kneedeepinutah said...

Just confirming that you're calling an "ethics reform bill" that is nothing more than a excuse for a press release from Nancy Pelosi an accomplishment.

Obi wan liberali said...

It improved things, it didn't solve the problem but moved things in the right direction. Perhaps you would like to move things back?

I expect you to be an advocate for ethics reform here in Utah. As soon as you have your own blog, you can start joining me in that quest. I appreciate your support.

kneedeepinutah said...

The Utah legislature is a cesspool without even a gesture to democracy and procedure. My only hope is that the demographics are changing and that slowly the mafia that runs the legislature will be diluted.

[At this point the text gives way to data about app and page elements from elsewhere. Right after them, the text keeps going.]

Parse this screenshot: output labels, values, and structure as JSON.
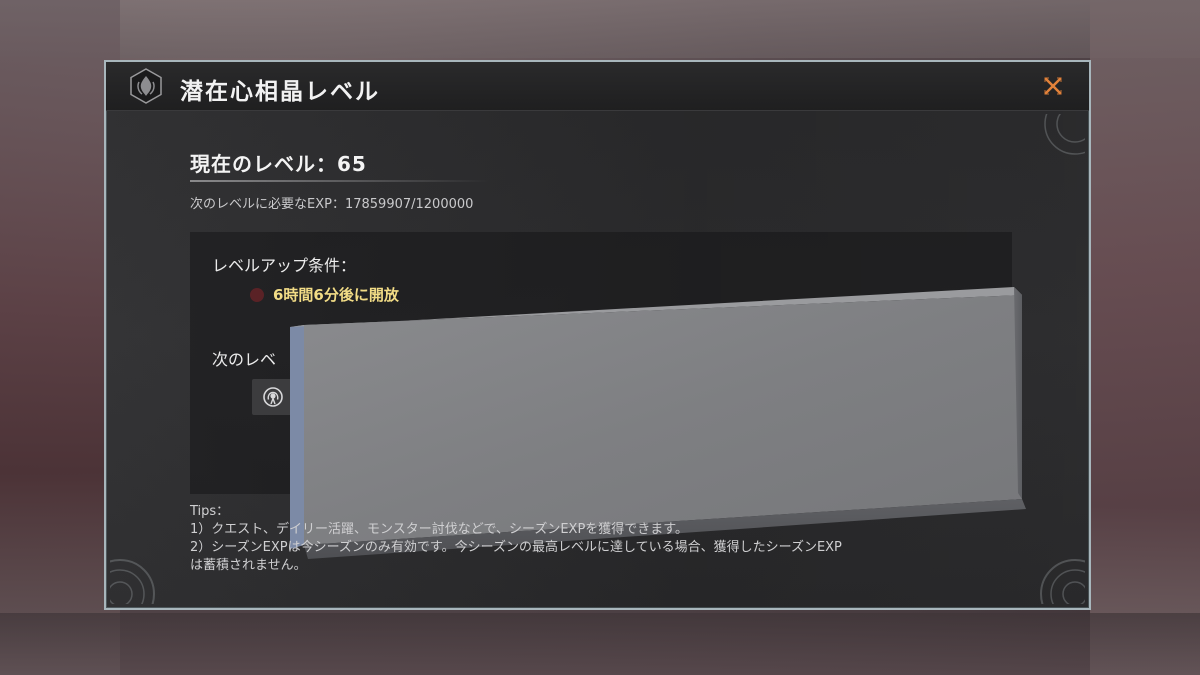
{
  "header": {
    "title": "潜在心相晶レベル",
    "emblem_icon": "flame-crest-icon",
    "close_icon": "close-icon",
    "close_color": "#e2823a"
  },
  "level": {
    "current_label": "現在のレベル：65",
    "exp_label": "次のレベルに必要なEXP：17859907/1200000"
  },
  "conditions": {
    "title": "レベルアップ条件：",
    "unlock_text": "6時間6分後に開放",
    "unlock_color": "#f2dc86"
  },
  "next": {
    "title_partial": "次のレベ",
    "reward_icon": "signal-broadcast-icon"
  },
  "tips": {
    "heading": "Tips：",
    "lines": [
      "1）クエスト、デイリー活躍、モンスター討伐などで、シーズンEXPを獲得できます。",
      "2）シーズンEXPは今シーズンのみ有効です。今シーズンの最高レベルに達している場合、獲得したシーズンEXP",
      "は蓄積されません。"
    ]
  },
  "overlay": {
    "description": "gray-stone-block-occluder"
  }
}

In my fantasy world:
1. It would be illegal to take a pencil from a lobbyist
2. Bills would be straight up and down votes (not spinach research council pork in the DoD appropriation bill)
3. All elected officials would be required to send their kids to public schools, have to buy health insurance on the open market, fly commercial, and not have a pension plan.
4. Congress' pay is linked to a balanced budget each year.
5. The income tax code would be used to collect revenue only and not fine tune personal behavior.